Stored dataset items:

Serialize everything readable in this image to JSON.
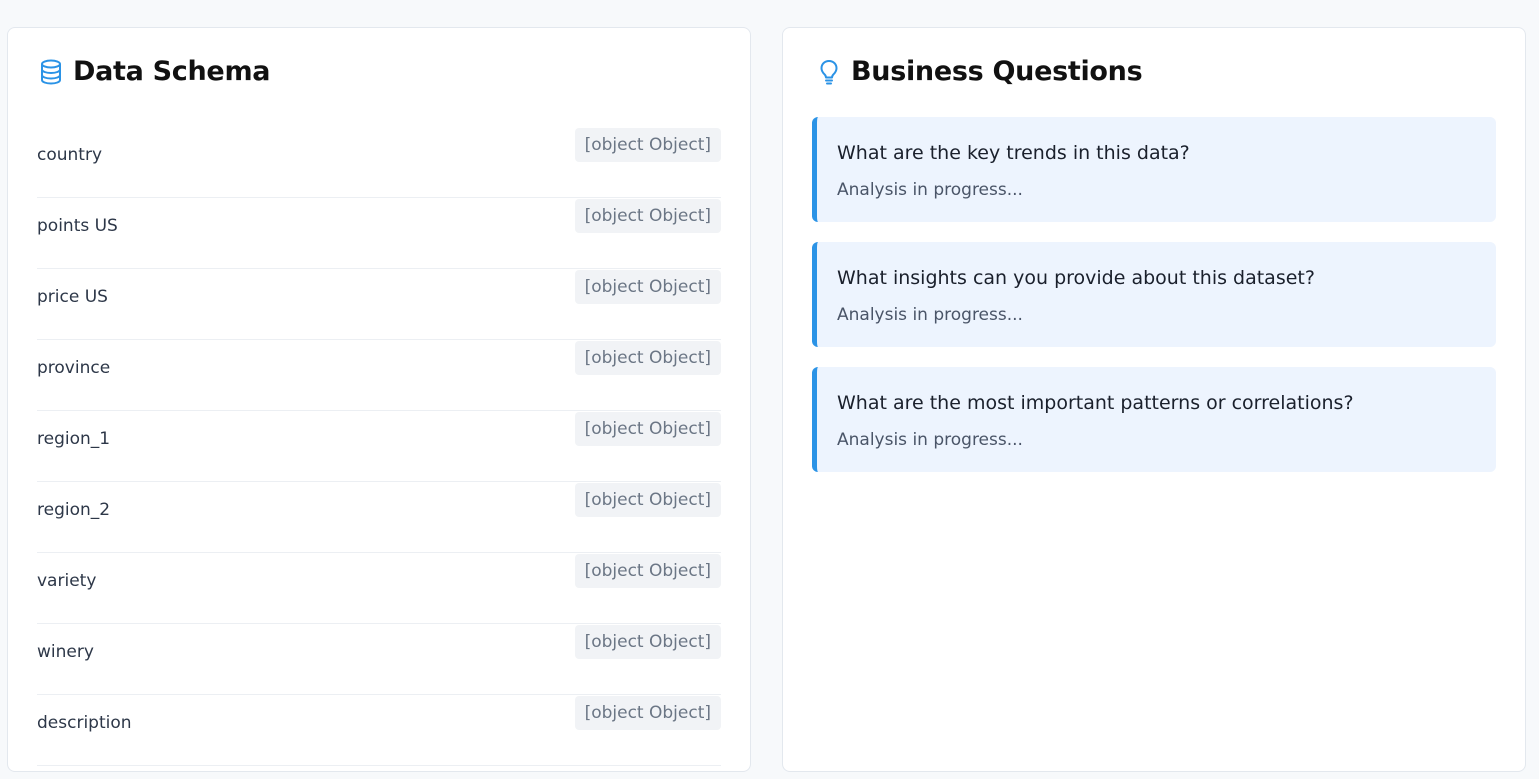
{
  "schema": {
    "title": "Data Schema",
    "icon": "database-icon",
    "fields": [
      {
        "name": "country",
        "type": "[object Object]"
      },
      {
        "name": "points US",
        "type": "[object Object]"
      },
      {
        "name": "price US",
        "type": "[object Object]"
      },
      {
        "name": "province",
        "type": "[object Object]"
      },
      {
        "name": "region_1",
        "type": "[object Object]"
      },
      {
        "name": "region_2",
        "type": "[object Object]"
      },
      {
        "name": "variety",
        "type": "[object Object]"
      },
      {
        "name": "winery",
        "type": "[object Object]"
      },
      {
        "name": "description",
        "type": "[object Object]"
      }
    ]
  },
  "questions": {
    "title": "Business Questions",
    "icon": "lightbulb-icon",
    "items": [
      {
        "question": "What are the key trends in this data?",
        "status": "Analysis in progress..."
      },
      {
        "question": "What insights can you provide about this dataset?",
        "status": "Analysis in progress..."
      },
      {
        "question": "What are the most important patterns or correlations?",
        "status": "Analysis in progress..."
      }
    ]
  },
  "colors": {
    "accent": "#2b93e6",
    "card_background": "#edf4fe",
    "type_badge_background": "#f1f3f6"
  }
}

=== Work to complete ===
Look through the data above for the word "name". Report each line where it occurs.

=== Answer below ===
        "name": "country",
        "name": "points US",
        "name": "price US",
        "name": "province",
        "name": "region_1",
        "name": "region_2",
        "name": "variety",
        "name": "winery",
        "name": "description",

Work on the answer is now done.